TASK REQUIREMENTS -
Wherever a line below holds the word "FileVoyager", copy that line.

Collected data entries:
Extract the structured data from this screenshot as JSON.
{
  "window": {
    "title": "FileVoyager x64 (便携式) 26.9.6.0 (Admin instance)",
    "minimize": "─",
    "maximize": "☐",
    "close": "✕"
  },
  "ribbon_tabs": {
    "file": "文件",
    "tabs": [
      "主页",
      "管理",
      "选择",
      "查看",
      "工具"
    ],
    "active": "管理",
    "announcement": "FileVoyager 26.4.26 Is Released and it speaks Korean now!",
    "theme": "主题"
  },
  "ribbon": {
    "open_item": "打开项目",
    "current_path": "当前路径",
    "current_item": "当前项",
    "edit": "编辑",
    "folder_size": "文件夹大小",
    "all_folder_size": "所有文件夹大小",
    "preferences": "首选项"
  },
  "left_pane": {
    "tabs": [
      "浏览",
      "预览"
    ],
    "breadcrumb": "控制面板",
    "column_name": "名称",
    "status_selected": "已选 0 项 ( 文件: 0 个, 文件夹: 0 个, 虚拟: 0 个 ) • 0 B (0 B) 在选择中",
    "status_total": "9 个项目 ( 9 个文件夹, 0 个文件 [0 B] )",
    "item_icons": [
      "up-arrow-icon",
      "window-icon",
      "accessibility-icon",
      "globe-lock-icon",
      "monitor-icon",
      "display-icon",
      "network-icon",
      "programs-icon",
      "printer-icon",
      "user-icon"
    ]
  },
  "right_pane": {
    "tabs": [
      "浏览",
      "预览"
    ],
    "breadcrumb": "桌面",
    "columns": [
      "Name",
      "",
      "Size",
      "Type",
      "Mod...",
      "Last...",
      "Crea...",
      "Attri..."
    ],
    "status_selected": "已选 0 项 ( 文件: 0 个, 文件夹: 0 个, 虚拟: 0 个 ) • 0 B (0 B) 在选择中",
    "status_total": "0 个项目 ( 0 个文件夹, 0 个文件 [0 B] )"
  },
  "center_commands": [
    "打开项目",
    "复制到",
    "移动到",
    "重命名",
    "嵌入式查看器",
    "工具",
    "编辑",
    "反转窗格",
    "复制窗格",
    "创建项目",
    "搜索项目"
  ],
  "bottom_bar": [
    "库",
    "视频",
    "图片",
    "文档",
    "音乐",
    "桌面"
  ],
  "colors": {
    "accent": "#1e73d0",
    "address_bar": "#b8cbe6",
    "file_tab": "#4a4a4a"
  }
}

RESULT -
    "title": "FileVoyager x64 (便携式) 26.9.6.0 (Admin instance)",
    "announcement": "FileVoyager 26.4.26 Is Released and it speaks Korean now!",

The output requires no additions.